10 The obituaries: Four that will not be forgotten
Four prominent players in the champagne industry passed away last year. On 31 March, Laurent Fresnet (above left), the cellar master of the traditional Reims-based company Mumm, passed away after a short but serious illness at the age of just 56. Fresnet, a native of Champagne, had been honoured as “Sparkling Wine Maker of the Year” by the International Wine Challenge in 2015 and 2016 before joining Maison Mumm in January 2020. Champagne winemaker and biodynamic pioneer Jean-Pierre Fleury (above right) passed away on 21 July at the age of 77. He had taken over his parents’ Champagne house in Courteron in the Département of Aube in 1962. In 1992, he was the first Champagne producer ever to have his entire vineyards certified biodynamic.
Agricultural engineer Gilles Descôtes (below right) had been working for Champagne Bollinger in Aÿ since 2003. He was promoted to chef de cave in 2013, where he developed the PN Blanc de Noirs series, among other things. Seriously ill, he retired in 2018, but officially remained in office until 2022. He died in January 2023 at the age of just 57. Friends and family had to say goodbye to winemaker and politician Philippe Martin (below left) in November. Martin was not only responsible for a winery in Cumières. He was also a politician. For many years he was mayor, a member of parliament for the Marne and a member of the European Parliament. It is not only the enchantingly playful metal sculptures on the banks of the Marne in Cumières, which he commissioned as mayor, that will remain with him.
Featured image: Vineyards near Mutigny and Avenay-Val-d’Or: Stefan Pegatzky / Time Tunnel Images. Moët glasses: LVMH / Stephane Cardinale. Chardonnay harvest in Avize: Jean-Charles Gutner / Cueillette. Henriot: Stefan Pegatzky / Time Tunnel Images. Elise Losfelt and Cyril Brun: Champagne Charles Heidsieck / Léo Ginailhac / Erell Digital. Bollinger barrel cellar: Stefan Pegatzky / Time Tunnel Images. Voltis vine in a Piper-Heidsieck vineyard: Stefan Pegatzky / Time Tunnel Images. Champagne Didier Chopin: public domain. Yoshiki Champagne: Champagne Pommery Japan.

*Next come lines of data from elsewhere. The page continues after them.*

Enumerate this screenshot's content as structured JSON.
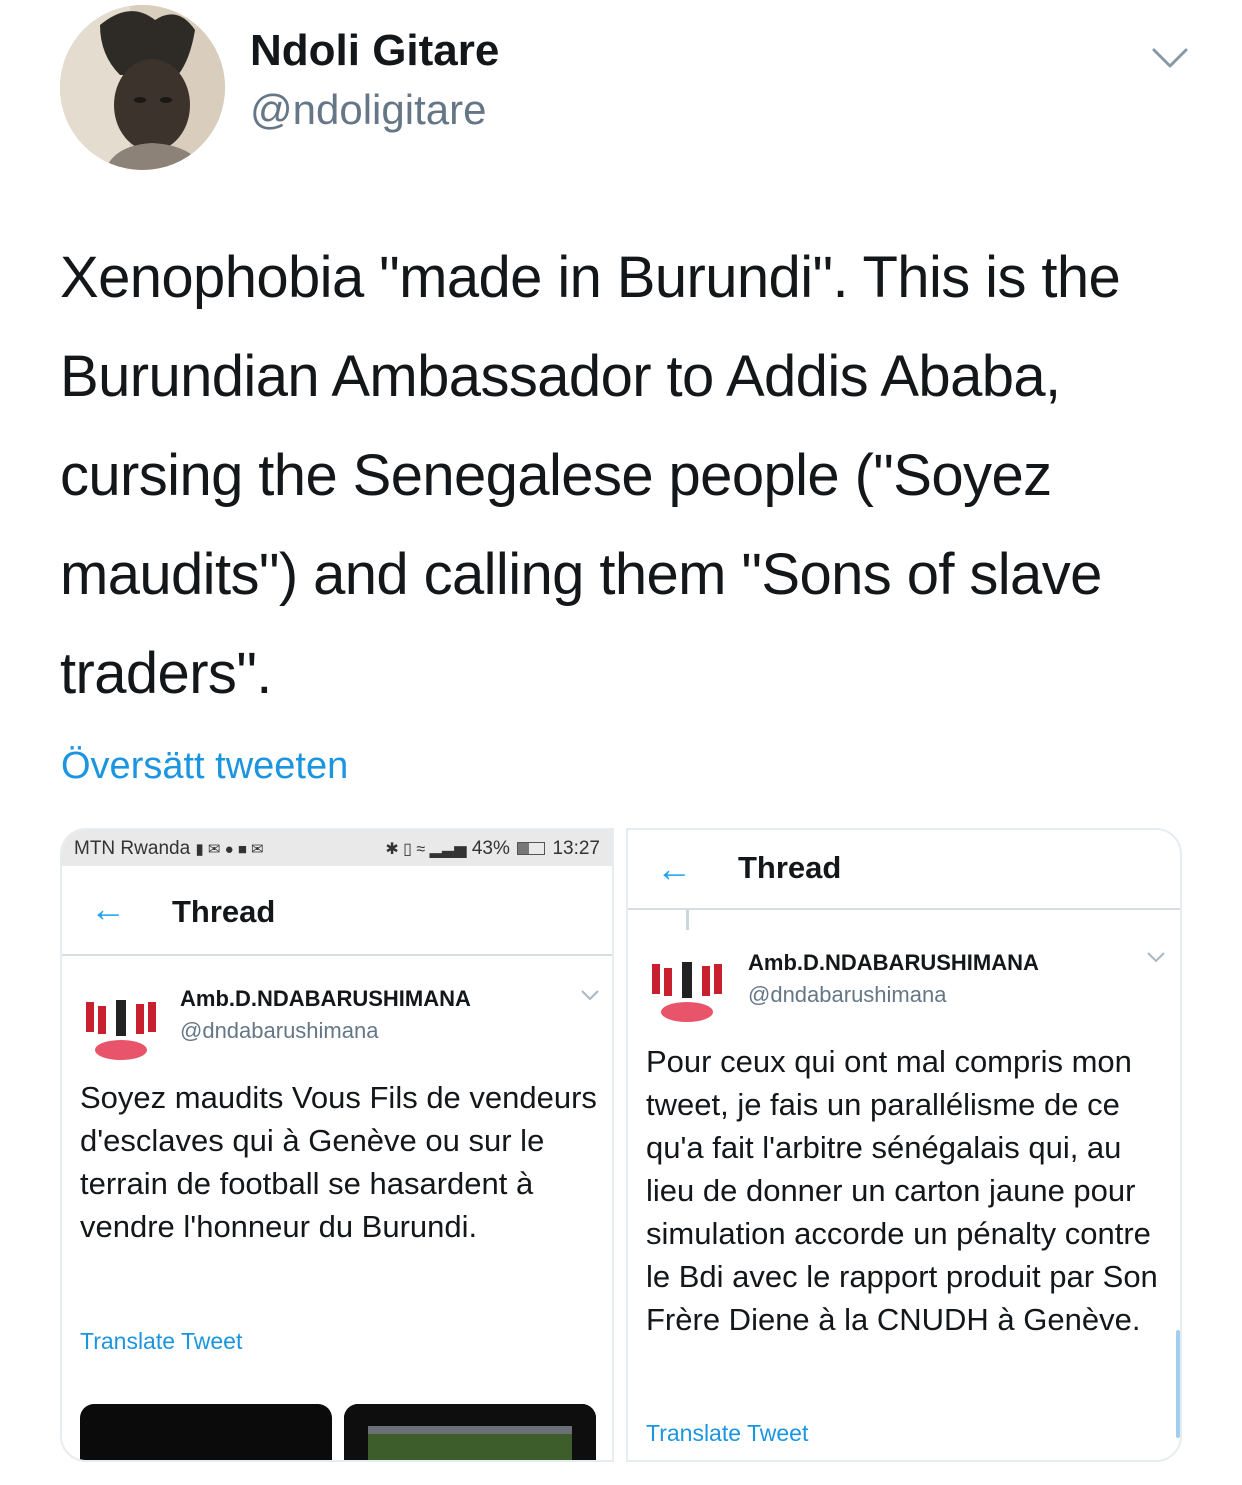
{
  "author": {
    "display_name": "Ndoli Gitare",
    "handle": "@ndoligitare"
  },
  "tweet": {
    "text": "Xenophobia \"made in Burundi\". This is the Burundian Ambassador to Addis Ababa, cursing the Senegalese people (\"Soyez maudits\") and calling them \"Sons of slave traders\".",
    "translate_label": "Översätt tweeten"
  },
  "media": {
    "left": {
      "status_bar": {
        "carrier": "MTN Rwanda",
        "battery": "43%",
        "time": "13:27"
      },
      "header_title": "Thread",
      "name": "Amb.D.NDABARUSHIMANA",
      "handle": "@dndabarushimana",
      "text": "Soyez maudits Vous Fils de vendeurs d'esclaves qui à Genève ou sur le terrain de football se hasardent à vendre l'honneur du Burundi.",
      "translate_label": "Translate Tweet"
    },
    "right": {
      "header_title": "Thread",
      "name": "Amb.D.NDABARUSHIMANA",
      "handle": "@dndabarushimana",
      "text": "Pour ceux qui ont mal compris mon tweet, je fais un parallélisme de ce qu'a fait l'arbitre sénégalais qui, au lieu de donner un carton jaune pour simulation accorde un pénalty contre le Bdi avec le rapport produit par Son Frère Diene à la CNUDH à Genève.",
      "translate_label": "Translate Tweet"
    }
  },
  "icons": {
    "caret": "chevron-down-icon",
    "back": "arrow-left-icon"
  },
  "colors": {
    "link": "#1b95e0",
    "accent": "#1da1f2",
    "secondary_text": "#657786"
  }
}
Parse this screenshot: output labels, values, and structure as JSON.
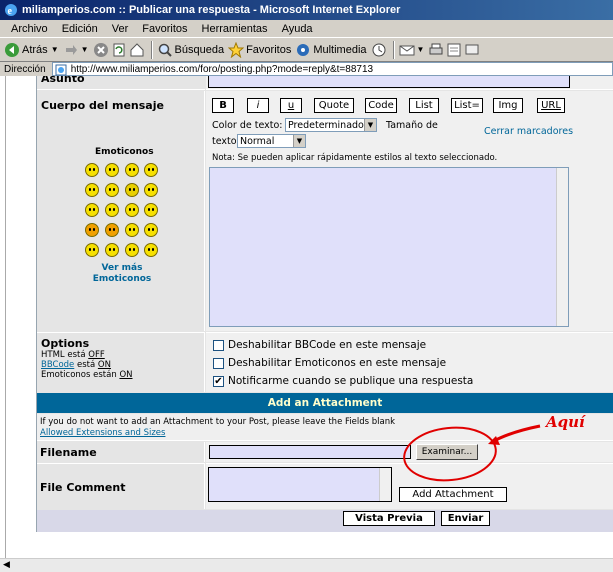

Champagne capsule by Champagne Roederer: Stefan Pegatzky / Time Tunnel Images. Comité Champagne: public domain. Laurent Fresnet: Maison Mumm. Jean-Pierre Fleury: Champagne Fleury. Gilles Descôtes: Stefan Pegatzky / Time Tunnel Images. Philippe Martin: Champagne Philippe Martin. Metal sculpture on the Marne by Eric Sleziak: Stefan Pegatzky / Time Tunnel Images.